AASHTO Journal, 21 November 2014
Source: U.S. Energy Information Administration.
The recent steep decline in retail prices of motor fuel continued in the latest week, with the U.S. Energy Information Administration’s weekly survey pegging the national average pump price of gasoline at $2.894 a gallon as of Nov. 17, down more than 32 cents from a year earlier.
The trend is also lowering the EIA’s weekly diesel price average, which is used across the trucking and railroad industries to set fuel surcharges that carriers pass on to their freight customers. The EIA put the Nov. 17 national average pump price for diesel at $3.661, down 16 cents from the same point last year.
While those prices fall, governors and lawmakers in several states are weighing transportation revenue measures that could include hiking fuel taxes after many years of leaving those fees untouched.
Iowa Gov. Terry Branstad recently told reporters he is starting talks with legislative leaders on a new funding package, and said “I think the timing is good because gas prices have dropped significantly.”
In Wisconsin, Transportation Secretary Mark Gottlieb submitted a two-year WisDOT budget that proposed higher motor fuel taxes along with various other revenue measures, for Gov. Scott Walker and that state’s legislature to consider. (See Wisconsin story in the States section of this week’s Journal.)

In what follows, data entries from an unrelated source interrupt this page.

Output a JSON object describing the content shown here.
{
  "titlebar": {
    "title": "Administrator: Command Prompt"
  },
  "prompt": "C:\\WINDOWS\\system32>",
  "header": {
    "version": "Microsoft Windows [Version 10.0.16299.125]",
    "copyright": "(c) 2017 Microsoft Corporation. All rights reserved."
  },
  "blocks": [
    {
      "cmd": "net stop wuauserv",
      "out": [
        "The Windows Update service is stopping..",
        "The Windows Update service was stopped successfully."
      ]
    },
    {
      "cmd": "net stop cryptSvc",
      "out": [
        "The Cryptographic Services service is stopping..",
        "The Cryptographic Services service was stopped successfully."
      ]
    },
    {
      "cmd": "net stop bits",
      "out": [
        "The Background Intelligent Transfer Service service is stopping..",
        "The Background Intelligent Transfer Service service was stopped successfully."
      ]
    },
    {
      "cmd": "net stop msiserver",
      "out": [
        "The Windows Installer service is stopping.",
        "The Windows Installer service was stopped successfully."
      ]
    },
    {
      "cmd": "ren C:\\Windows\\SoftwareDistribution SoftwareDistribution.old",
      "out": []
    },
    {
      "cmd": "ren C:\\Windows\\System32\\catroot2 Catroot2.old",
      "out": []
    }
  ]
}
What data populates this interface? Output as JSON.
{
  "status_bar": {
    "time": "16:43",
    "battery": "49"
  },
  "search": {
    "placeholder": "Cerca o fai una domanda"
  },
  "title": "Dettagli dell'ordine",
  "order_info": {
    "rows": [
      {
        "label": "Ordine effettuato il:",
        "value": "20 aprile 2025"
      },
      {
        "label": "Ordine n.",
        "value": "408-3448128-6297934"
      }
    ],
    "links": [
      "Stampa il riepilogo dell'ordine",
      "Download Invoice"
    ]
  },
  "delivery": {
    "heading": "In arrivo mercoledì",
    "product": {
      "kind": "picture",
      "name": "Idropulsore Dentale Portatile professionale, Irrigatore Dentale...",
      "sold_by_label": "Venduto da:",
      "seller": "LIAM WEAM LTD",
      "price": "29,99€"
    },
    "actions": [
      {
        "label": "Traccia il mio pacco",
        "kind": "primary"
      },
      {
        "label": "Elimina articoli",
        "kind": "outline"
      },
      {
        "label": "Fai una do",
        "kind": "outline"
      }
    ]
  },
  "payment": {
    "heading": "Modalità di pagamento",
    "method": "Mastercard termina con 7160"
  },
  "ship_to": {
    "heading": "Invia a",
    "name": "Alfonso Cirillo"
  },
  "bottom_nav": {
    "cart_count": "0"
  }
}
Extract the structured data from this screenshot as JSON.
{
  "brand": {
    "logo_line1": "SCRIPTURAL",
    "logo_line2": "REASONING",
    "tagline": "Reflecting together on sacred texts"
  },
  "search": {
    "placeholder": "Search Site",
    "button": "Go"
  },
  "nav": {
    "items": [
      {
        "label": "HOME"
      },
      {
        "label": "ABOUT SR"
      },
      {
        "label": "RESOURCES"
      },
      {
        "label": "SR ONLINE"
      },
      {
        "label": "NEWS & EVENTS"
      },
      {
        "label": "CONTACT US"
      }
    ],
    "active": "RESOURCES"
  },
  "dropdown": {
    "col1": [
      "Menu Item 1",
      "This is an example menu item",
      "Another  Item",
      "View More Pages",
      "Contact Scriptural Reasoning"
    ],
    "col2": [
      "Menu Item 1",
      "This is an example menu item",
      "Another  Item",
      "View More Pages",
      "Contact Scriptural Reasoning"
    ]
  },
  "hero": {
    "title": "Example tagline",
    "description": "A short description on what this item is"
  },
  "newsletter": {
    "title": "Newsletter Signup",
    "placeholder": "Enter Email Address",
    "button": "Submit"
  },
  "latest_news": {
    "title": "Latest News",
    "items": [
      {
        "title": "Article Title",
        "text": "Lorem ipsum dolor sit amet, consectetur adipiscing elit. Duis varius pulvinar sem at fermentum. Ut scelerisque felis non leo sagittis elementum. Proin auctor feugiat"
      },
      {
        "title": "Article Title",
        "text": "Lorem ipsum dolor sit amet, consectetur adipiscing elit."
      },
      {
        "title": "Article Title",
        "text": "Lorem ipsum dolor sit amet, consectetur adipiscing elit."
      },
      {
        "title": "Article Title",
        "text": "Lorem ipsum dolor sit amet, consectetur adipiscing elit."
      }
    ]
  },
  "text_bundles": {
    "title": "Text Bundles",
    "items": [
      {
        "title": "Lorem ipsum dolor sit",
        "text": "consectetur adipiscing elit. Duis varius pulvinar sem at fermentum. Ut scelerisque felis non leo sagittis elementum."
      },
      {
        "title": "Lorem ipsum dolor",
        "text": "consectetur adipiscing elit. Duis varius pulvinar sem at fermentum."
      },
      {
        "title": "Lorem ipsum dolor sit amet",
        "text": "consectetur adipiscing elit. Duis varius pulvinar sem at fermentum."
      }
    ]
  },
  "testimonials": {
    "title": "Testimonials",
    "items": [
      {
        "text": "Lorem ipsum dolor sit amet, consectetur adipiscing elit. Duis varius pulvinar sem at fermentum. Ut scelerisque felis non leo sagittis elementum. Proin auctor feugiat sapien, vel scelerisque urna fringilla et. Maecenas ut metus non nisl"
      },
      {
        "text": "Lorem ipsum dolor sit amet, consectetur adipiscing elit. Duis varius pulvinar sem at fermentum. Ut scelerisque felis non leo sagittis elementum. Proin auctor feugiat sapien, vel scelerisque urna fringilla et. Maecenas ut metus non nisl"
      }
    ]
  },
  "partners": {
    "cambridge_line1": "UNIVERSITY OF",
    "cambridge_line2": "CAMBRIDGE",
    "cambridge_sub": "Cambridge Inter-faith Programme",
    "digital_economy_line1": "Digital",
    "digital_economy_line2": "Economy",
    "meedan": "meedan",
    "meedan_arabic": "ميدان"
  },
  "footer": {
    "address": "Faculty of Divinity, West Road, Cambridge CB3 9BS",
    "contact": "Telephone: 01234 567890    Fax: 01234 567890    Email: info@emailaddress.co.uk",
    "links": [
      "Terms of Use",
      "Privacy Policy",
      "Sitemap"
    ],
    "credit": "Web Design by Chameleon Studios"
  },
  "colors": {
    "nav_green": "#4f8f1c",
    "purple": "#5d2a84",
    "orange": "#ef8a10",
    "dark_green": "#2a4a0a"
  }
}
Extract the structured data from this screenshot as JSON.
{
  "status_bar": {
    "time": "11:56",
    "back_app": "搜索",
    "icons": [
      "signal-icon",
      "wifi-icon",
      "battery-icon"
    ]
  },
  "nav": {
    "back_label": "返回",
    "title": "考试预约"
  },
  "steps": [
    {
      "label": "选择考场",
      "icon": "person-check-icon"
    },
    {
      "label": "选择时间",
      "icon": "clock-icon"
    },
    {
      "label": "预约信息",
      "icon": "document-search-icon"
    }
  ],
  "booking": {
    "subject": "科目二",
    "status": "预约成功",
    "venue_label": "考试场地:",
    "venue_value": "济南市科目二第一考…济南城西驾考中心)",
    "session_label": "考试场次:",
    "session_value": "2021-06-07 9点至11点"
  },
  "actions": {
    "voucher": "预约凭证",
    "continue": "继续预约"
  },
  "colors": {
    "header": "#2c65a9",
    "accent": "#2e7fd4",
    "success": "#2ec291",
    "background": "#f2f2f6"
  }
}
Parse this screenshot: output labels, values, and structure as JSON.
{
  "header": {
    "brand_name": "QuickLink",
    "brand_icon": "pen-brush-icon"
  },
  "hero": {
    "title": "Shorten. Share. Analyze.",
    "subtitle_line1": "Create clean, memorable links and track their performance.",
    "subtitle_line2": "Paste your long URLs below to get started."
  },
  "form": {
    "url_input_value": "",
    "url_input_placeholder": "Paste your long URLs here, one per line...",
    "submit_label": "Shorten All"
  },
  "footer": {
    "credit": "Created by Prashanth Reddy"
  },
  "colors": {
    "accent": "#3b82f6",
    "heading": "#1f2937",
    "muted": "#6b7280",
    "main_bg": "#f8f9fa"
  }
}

The price drop is also causing some problems for Kentucky, which has much of its motor fuel taxes for road projects tied to wholesale fuel prices, without a mechanism to prevent a sharp decline in tax receipts. The Kentucky Transportation Cabinet said a lower excise tax level that kicks in Jan. 1 could quickly take tens of millions of dollars out of project spending, and more than $100 million if sustained over a full year. (See Kentucky story in States.)
AAA, which surveys fueling stations on a daily basis and reported its national gasoline average at the same $2.89 as of Nov. 17, said that marked 53 consecutive days of declining pump prices for gas. That is “the longest streak of declines since 2008,” AAA said.
Back then, the drop was tied to the collapsing economy after an earlier sharp spike in fuel prices. But this time U.S. output continues to grow even though some other big parts of the global economy are weak.
New data shows Japan has suffered two straight quarters of declining output, meaning it has fallen into recession. Europe continues to show weakness as well. That curbs global oil demand and fuel prices, but could hurt demand for U.S. exports.